The top of the funnel focuses on building SEO and providing educational content to visitors. Their value as a lead is low because the odds of them actually buying from you isn't quite clear yet. The hope is that they will continue down through the funnel.
Things you can offer here include:
- White papers
- Tip sheets
- How-to videos
Middle of the funnel
This would be a great time to experiment with gated content. The next step of the journey is to include a call to action where you would trade more valued content for their name and email.
So this part of the funnel focuses on building the relationship, starting to evaluate their potential as a lead, and nurturing them.
Things you can offer here are:
- Case studies
- Data sheets
- Demo videos
At this point, the visitors recognizes they have a problem and are looking for solutions. You want to show how your product or service can provide that help.
Bottom of the funnel
Now the lead is ready to buy.
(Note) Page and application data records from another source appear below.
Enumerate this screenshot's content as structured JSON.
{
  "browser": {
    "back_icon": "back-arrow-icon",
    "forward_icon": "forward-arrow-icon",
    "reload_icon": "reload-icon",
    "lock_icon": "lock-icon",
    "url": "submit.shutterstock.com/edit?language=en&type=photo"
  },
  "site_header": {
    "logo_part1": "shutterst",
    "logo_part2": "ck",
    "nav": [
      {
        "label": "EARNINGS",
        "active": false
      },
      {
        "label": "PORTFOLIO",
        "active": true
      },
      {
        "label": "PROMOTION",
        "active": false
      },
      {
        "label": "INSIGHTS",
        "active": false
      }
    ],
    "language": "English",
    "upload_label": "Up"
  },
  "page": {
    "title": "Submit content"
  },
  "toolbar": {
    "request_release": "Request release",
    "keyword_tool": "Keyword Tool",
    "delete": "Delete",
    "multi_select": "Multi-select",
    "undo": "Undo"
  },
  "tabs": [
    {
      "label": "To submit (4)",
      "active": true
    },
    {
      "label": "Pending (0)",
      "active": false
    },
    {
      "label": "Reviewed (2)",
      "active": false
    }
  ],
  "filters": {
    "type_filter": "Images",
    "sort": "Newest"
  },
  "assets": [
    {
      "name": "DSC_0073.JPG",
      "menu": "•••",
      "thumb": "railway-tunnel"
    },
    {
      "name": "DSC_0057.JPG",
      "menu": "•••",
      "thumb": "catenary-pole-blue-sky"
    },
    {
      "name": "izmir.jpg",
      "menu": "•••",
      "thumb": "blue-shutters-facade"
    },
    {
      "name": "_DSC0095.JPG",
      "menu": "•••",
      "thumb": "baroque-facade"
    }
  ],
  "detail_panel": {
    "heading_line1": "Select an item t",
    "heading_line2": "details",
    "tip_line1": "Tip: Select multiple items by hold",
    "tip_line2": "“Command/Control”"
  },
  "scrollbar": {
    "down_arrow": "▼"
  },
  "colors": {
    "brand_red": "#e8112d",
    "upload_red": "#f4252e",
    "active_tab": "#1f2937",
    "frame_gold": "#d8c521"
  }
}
You just have to convince them to buy from you. This part of the funnel is whatever final nudge you can provide to move them into the right direction.
Some powerful methods include:
- Free trials
- Live Demos
Paving your journeys
We've talked about creating personas so you know who you're talking to and where to find them. We've also talked about each stage of the buyer funnel and what type of content goes best with each stage.
Now we move on to paving the specific journey your visitors will go on. There will likely be several. So we have to look at how they will find their way to your site, what pages they will land on, and what the next step is.
An example would be someone lands on your site by clicking a blog they found on Twitter. After reading the blog they click the call to action placed at the bottom, fill out your form, and convert into a lead. I know this is oversimplified, but it explains the anatomy of a journey; arriving to the site, moving forward, and converting.
Start with who you're targeting and what you want them to do. You have the persona defined, so craft your message in a way that address their goals or challenges and place it where you know they're listening.
Make sure your content actually does provide them some value. It doesn't have to be a blog per se, but it should be tailored to the persona and where they are in the buyers funnel. Give them a bit of confidence on their path. There should also be a call to action somewhere noticeable on the page so they know where to move next.
This CTA could be anything; a consultation request, a product page, any way for the user to engage with your site, it's open-ended.
So we want to think of a journey as any path that leads a visitor to moving forward into the buyers funnel. A lot of though should be put into the message that leads people to your site and where it will take them.
Though each journey will be different, you should always keep a few things in mind: who will be on the journey, where they are in the buyer funnel, and where the path leads to. Every path is different, so you have to just tailor it and continue testing to see how the visitors interact with your site and see if they find their way to converting.
Journey Driven Design is a huge part of Growth Driven Design. If you want to learn how to grow your site into the indestructible marketing tool it's meant to be, click the image below.